The Capital Crossroads regional planning project isn’t the first such process in Greater Des Moines, but it is the most comprehensive and covers a larger area than any previous effort. Here’s a road map to help you navigate the 100-page plan. Explore all 10 Capitals here.

The Big Idea:

Capital Crossroads follows similar projects undertaken by area leaders in 1998 and 2003. The first one focused on bricks-and-mortar ideas, and the second one focused on quality-of-life issues. This one focuses on a little bit of everything.

“I think it’s the most expansive, the most holistic, and therefore in some ways it will be the most challenging for implementation,” said J. Barry Griswell, one of the three people chairing the project, along with retired Wells Fargo Home Mortgage Co-President Cara Heiden and Polk County Supervisor Angela Connolly. “I think from our perspective it was hard to say, ‘We’re going to build a strategic plan for Central Iowa that’s only focused on these three things’ without a context of what are all the things that you really need to be thinking about.”

The plan was led by the Greater Des Moines Partnership and put together by consultant Market Street Services Inc., which incorporated ideas from a steering committee of area leaders and public input from nearly 5,000 people through surveys, 30 focus groups and 50 one-on-one interviews. The final plan lays out 10 “Capitals,” or areas of focus, that will each incorporate its own committees and implementation plans into the mix.

“We really feel we didn’t come up with one vision plan,” said Susan Ramsey, senior vice president of communications and marketing at the Partnership. “We came up with 10 vision plans.”

Regional Involvement:

Part of the reason for the larger scope of the plan stems from it covering a larger geographic area. A big element that stands out as being different in this planning process is its regional nature. Officials are hoping to incorporate 23 communities in four counties into the final implementation, including Ames – with Iowa State University being a key partner – Marshalltown, Newton and Pella, along with the five counties in the Des Moines-West Des Moines Metropolitan Statistical Area.

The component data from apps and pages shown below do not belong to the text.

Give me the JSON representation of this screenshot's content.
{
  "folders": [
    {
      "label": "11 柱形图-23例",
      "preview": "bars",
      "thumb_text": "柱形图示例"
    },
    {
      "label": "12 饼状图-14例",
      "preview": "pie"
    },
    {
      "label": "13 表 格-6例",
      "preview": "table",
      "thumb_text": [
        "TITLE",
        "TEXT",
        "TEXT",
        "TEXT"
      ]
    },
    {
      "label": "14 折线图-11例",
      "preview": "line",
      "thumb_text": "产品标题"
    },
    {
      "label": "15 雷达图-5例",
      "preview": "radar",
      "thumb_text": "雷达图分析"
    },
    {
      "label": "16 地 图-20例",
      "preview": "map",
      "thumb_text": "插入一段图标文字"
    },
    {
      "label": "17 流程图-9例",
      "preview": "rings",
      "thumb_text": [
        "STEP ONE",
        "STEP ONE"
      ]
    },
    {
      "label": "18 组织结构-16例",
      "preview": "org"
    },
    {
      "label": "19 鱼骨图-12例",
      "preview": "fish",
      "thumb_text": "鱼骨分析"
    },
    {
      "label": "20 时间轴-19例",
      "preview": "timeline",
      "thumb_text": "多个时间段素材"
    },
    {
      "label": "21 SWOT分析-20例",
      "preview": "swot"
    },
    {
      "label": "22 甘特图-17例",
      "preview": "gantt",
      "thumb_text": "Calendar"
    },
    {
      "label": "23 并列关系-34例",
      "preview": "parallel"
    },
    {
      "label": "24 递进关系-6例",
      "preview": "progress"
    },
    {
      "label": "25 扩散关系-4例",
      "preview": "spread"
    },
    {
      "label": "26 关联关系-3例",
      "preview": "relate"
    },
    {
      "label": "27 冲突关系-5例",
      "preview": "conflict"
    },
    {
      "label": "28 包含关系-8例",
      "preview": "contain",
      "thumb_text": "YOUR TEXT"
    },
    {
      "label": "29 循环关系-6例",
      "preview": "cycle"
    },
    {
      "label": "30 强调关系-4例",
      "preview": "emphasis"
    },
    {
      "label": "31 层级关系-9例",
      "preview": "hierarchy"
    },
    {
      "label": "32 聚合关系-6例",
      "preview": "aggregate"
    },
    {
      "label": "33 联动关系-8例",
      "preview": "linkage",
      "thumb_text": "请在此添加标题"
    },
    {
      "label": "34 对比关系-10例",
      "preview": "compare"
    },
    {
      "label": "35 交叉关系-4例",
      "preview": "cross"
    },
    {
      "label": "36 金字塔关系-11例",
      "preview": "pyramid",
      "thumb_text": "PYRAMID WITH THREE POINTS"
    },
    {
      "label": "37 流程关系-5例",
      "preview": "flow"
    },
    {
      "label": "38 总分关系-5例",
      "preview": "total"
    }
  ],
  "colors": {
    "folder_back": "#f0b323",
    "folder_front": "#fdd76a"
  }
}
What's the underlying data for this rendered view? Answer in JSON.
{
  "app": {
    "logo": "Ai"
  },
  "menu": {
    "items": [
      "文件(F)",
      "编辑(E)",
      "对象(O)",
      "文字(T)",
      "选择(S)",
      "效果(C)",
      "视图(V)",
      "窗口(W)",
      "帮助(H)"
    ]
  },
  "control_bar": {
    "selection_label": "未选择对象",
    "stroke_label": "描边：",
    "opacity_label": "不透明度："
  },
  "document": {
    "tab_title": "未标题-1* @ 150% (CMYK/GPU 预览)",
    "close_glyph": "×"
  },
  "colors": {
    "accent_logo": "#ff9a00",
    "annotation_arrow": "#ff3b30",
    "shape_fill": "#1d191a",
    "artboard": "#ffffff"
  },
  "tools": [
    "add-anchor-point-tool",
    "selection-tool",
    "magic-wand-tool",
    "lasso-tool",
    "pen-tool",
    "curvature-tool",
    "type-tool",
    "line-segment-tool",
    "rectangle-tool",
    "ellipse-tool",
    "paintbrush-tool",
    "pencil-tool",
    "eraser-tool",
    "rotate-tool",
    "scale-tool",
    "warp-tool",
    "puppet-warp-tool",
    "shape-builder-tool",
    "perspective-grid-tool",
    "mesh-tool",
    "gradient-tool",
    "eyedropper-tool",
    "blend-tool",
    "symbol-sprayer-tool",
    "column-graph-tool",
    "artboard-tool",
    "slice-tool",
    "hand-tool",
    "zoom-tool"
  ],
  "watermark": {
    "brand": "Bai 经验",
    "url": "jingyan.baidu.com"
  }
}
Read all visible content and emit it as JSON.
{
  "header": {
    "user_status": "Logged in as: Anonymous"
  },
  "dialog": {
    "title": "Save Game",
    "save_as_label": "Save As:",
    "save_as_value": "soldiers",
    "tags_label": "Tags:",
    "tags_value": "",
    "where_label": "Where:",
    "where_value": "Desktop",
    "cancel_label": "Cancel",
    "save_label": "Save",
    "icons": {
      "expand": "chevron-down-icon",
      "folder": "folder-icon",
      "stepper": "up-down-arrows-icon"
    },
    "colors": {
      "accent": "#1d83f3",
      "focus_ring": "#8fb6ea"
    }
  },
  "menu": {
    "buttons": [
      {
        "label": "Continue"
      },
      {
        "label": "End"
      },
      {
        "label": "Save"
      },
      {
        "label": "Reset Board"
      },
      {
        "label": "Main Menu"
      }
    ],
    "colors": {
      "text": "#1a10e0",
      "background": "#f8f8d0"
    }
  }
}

“We have to start thinking more regionally,” Connolly said. “Let’s face it, we can’t have a (Newton-based) Iowa Speedway in Des Moines, just like they can’t have a Wells Fargo Arena in Newton. So we’re all one. ... We have a great cultural district, we have a great pool of labor; other communities do, too. We’re going to share on a lot of things, I believe.”

A large part of that is creating more formalized cooperation between Ames, including Iowa State, and Greater Des Moines. Outgoing ISU President Gregory Geoffroy was part of the steering committee and is one of the chairpersons of the Capital Corridor committee.

Beyond that, representatives from around the four added counties were members of the steering committee.

Next Steps & Challenges:

Part of the next step is to roll out the implementation plans for each of the capitals, figure out a timeline for beginning the 25 to 30 initiatives that go along with the capitals and fill out the committees to start the work on putting  the plans to work.

“What we’ve done (with the plan) is the end of the beginning,” Griswell said. “Now what we have to do over the next four or five years is really roll up our sleeves, really decide which things have to get done first, not lose sight of what we’re doing, stay tenacious about it, and really get people involved to bring this to fruition like we have the other plans.”

One of the largest challenges is the sheer size of the plan, Griswell said.

“I think there is a risk of it being so big that we don’t follow through and get it done,” he said. “I don’t think that will happen. I don’t think Des Moines operates that way.”

One good thing, he said, is that most of the projects involved will not be dependent on raising a lot of money; but if money is necessary, the tough economic times could hinder people’s willingness to give.

Business Community Involvement:

“There’s a lot to do,” Heiden said.

Each capital committee will require subcommittees, and the three chairs anticipate keeping business leaders involved, just as they have in the planning process.

“I would say, speaking for the business community, we all understand that we have to ensure that we attract and retain talent going forward. It’s important to all of us,” Heiden said. “From a business perspective, we all have to ensure that we have a region that attracts in all aspects of these capitals.”

Connolly said she senses that people are willing to be engaged in what is going on, and she already has had calls from people inquiring how they can become involved on a committee.

“I think the public is ready for something,” she said.

Capital Crossroads capital breakdown:

Click here to read about all 10 capitals that the plan aims to tackle.